While “success” is a subjective term, Theresa and I have done and will continue to do the work that helps us to live up to our core values, both as partners and as co-leaders of our family. I don’t know another way, certainly not a better way, to define success than that.

The simple, beautiful truth is that without her faithful dedication to me and to our family, I would not have the freedom or confidence I need to have the impact that I aspire to have each day.

Today, on our 24th wedding anniversary, it’s important to me to say “thank you” to the person who has been most quietly and consistently responsible for helping me to live into the person I have longed to become.

I couldn’t do it without her. I would never want to. And as I long as I have the privilege to do so, I will work very hard to make sure she knows that.


fullsizeoutput_2721

Into Deep Water

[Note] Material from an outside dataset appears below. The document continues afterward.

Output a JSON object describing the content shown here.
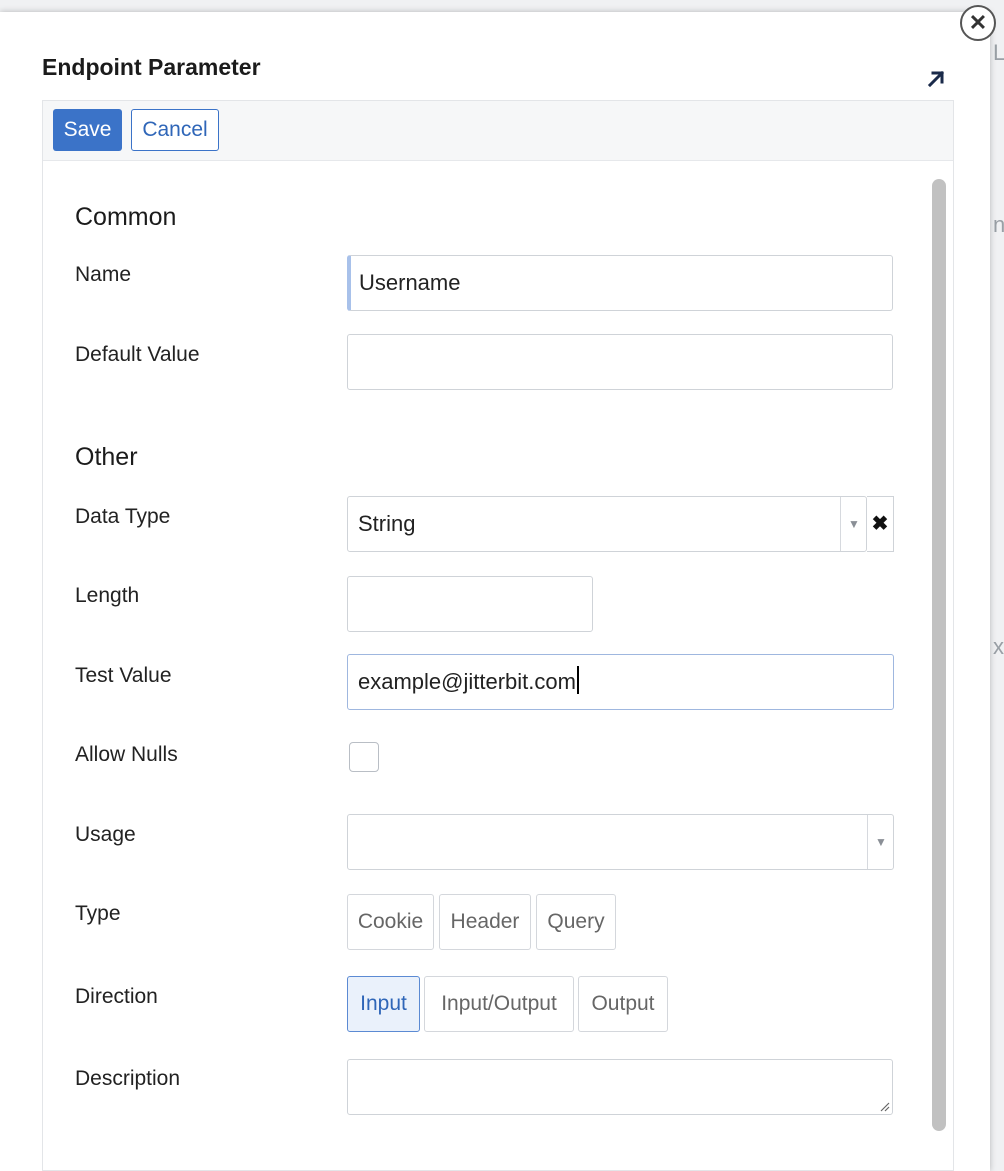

Each one of us has a net in which we capture an understanding of ourselves. That net is strong, it can hold a lot. And testing that strength scares us so we don’t do it very often, if ever. Instead, we keep tossing our net in the shallow end of our experience, catching and re-catching what we have long known about ourselves, hoping that this time the limitations of our understanding won’t hold us back, won’t prevent us from getting closer to our heart’s desire.

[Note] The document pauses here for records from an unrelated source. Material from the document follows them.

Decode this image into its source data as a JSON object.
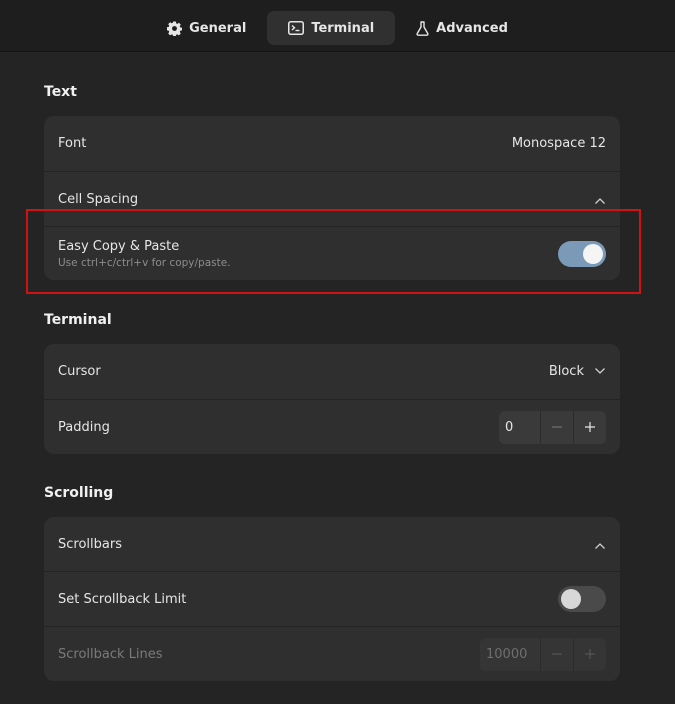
{
  "tabs": [
    {
      "label": "General",
      "icon": "gear-icon",
      "active": false
    },
    {
      "label": "Terminal",
      "icon": "terminal-icon",
      "active": true
    },
    {
      "label": "Advanced",
      "icon": "flask-icon",
      "active": false
    }
  ],
  "text_section": {
    "title": "Text",
    "font_label": "Font",
    "font_value": "Monospace 12",
    "cell_spacing_label": "Cell Spacing",
    "easy_copy_label": "Easy Copy & Paste",
    "easy_copy_sublabel": "Use ctrl+c/ctrl+v for copy/paste.",
    "easy_copy_enabled": true
  },
  "terminal_section": {
    "title": "Terminal",
    "cursor_label": "Cursor",
    "cursor_value": "Block",
    "padding_label": "Padding",
    "padding_value": "0"
  },
  "scrolling_section": {
    "title": "Scrolling",
    "scrollbars_label": "Scrollbars",
    "scrollback_limit_label": "Set Scrollback Limit",
    "scrollback_limit_enabled": false,
    "scrollback_lines_label": "Scrollback Lines",
    "scrollback_lines_value": "10000"
  },
  "colors": {
    "accent_toggle": "#7b9ab8",
    "highlight_box": "#d01212"
  }
}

Put out into deep water. Go to the depths that frighten you. Find there, in the shadowy darkness of the water a revelation of who you are. Only then will you be equipped to determine what serves you and what must be thrown back. 

Each one of us has a net in which we gather the collective force of our connection to others. That net is strong, it can hold a lot. And testing that strength scares us so we don’t do it very often, if ever. Instead, we keep tossing our net on the surface of our experience, keeping our relationships at a safe distance, rarely risking bringing them closer and almost never including someone new. We falsely believe that this distance protects us, reducing the risk of being known for who we truly are.

Put out into deep water. Go to the depths that frighten you. Find there, in the shadowy darkness of the water a revelation of who loves you, just as you are. Only then will you be equipped to close the difficult distance between the fear of loss and the exponential truth of full relationship.  

Each one of us has a net in which we collect all the learning of our adult life. That net is strong, it can hold a lot. And testing that strength scares us so we don’t do so very often, if ever. Instead, we toss our net in the shallow waters of what is known, comforted by the embrace of the status quo, keeping a wide territory between us and the edge of the new with its persistent threat of exposure, embarrassment and failure.

Put out into deep water. Go to the depths that frighten you. Find there, in the shadowy darkness of the water a revelation of new learning. Only then will you be equipped to say “I am, and always have been a beginner.” 

Each one of us has a net. It is large and strong. It works fine along the shore but it is built for deeper water.

Only you can throw it there.